Amazing: the terror that many people have about losing things — especially their minds. A local paper featured it on the front page recently, in an article titled "Alzheimer's spurs the fearful to change their lives to delay it". The catalogue of stuff that these people consume or do, in their attempts to fight entropy, is long: fish oil, exercise, vitamins, crossword puzzles, blueberries, foreign language study, ....
How many of these regimes are likely to make any difference? Studies are unreliable: small, uncontrolled, anecdotal, flawed. And how much of now do fretful folks let slip, irretrievably, via denial and worry and running-down-rabbit-holes?
Better: Let Go the fantasy of possessing, forever, the mental state and abilities that one has (or imagines having). Accept the change that comes inevitably with time. Explore the new mind that every morning brings. Enjoy the gift of the present. (groan!)
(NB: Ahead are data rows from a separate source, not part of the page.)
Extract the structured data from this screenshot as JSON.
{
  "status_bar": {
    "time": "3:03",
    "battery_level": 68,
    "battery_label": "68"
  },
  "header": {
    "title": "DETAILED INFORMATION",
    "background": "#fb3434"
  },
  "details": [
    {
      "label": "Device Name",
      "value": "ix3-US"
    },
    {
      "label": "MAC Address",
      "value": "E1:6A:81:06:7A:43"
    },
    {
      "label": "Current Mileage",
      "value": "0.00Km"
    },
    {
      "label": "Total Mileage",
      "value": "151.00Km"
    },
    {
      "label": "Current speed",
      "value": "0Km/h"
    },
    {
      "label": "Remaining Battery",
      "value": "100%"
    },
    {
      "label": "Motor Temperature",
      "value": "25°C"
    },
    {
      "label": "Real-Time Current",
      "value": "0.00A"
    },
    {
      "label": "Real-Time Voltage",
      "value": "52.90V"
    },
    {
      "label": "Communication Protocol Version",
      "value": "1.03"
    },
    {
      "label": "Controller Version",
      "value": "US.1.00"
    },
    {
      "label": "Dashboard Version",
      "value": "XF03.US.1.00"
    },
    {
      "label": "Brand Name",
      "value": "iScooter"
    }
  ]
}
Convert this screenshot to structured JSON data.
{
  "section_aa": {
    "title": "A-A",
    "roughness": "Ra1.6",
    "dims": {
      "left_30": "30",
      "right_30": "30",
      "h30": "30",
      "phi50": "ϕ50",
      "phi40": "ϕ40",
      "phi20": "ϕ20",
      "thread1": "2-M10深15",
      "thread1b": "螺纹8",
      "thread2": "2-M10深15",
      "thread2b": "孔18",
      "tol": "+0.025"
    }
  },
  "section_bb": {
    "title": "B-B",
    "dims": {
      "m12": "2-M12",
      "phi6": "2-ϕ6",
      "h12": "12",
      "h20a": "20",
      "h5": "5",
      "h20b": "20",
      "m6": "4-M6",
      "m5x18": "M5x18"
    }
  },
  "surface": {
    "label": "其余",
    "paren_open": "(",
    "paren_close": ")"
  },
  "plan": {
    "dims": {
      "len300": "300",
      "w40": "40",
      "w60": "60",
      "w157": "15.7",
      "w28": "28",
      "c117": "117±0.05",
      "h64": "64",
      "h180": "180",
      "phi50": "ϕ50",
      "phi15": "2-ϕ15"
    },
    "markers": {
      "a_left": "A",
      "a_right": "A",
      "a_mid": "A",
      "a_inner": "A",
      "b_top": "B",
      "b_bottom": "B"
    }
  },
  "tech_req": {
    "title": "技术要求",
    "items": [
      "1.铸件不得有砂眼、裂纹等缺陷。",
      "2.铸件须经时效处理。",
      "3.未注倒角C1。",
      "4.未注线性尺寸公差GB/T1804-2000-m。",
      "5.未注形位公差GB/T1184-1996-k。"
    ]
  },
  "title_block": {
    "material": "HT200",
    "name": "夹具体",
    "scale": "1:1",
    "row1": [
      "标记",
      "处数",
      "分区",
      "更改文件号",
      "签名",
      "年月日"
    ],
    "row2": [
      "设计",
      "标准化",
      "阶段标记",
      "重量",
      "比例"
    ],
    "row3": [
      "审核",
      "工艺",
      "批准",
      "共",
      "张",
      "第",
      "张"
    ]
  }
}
And, perhaps, Experiment with new ways of thinking. For example, many classic psychology experiments show decreasing performance by older people in speed of recall, accuracy of recognition, or effort required to learn new relationships. Recent research, however, suggests an alternative interpretation, driven by the information-theoretic phenomena of search-and-retrieval complexity as the number of stored concepts grows. Thomas Hills  writing for Psychology Today summarizes a 2014 paper by Michael Ramscar et al. "The Myth of Cognitive Decline: Non-Linear Dynamics of Lifelong Learning".
Maybe, when the statistics and computational complexity are properly understood, people can begin to learn better ways of organizing their memories? Could optimizing hash tables or rebuilding binary trees help? (Or perhaps even better: Sherlock Holmes' solution of learning to forget the irrelevant? cf. Memory Leaks)
For fun, glance over the following list ("The 50 lowest frequency items in the set used to test the models and the older and young adults" in Ramscar's paper) and judge which are words that you've seen before, are which are fake word-like strings:
BLASH - SCHNOOK - LETCH - ZOUNDS - JAPE - SOUSE - WHIG - FILCH - RHEUM - PARCH - CROME - GIBE - LISLE - FLAYS - SPLOTCH - VELDT - SLOE - CONK - FRAPPE - SKULK - TWERP - THWACK - DAUNT - RETCH - GYP - YAWL - FLUB - STANCH - PAUNCH - JOWL - WHELP - SHUCK - MOOCH - JELL - GROUCH - AWN - MANSE - WRACK - HOOCH - FLECK - BLEAT - CHIVE - WHIR - CROON - TAMP - BOSH - RILE - BLANCH - LILT - JEER
Well, as with most psychology exams, there's a trick: they're arguably all legitimate words in a large-vocabulary English-speaker written-language-exposure sense. Moreover, Ramscar et al. point out that even this many items is far too few to be a proper measure of a well-read person's linguistic exposure, given the long tail of the word-frequency distribution curve. Older test subjects may respond more slowly to vocabulary tests because they have seen many more words than younger subjects, and have more data to cross-correlate.
^z - 2015-07-08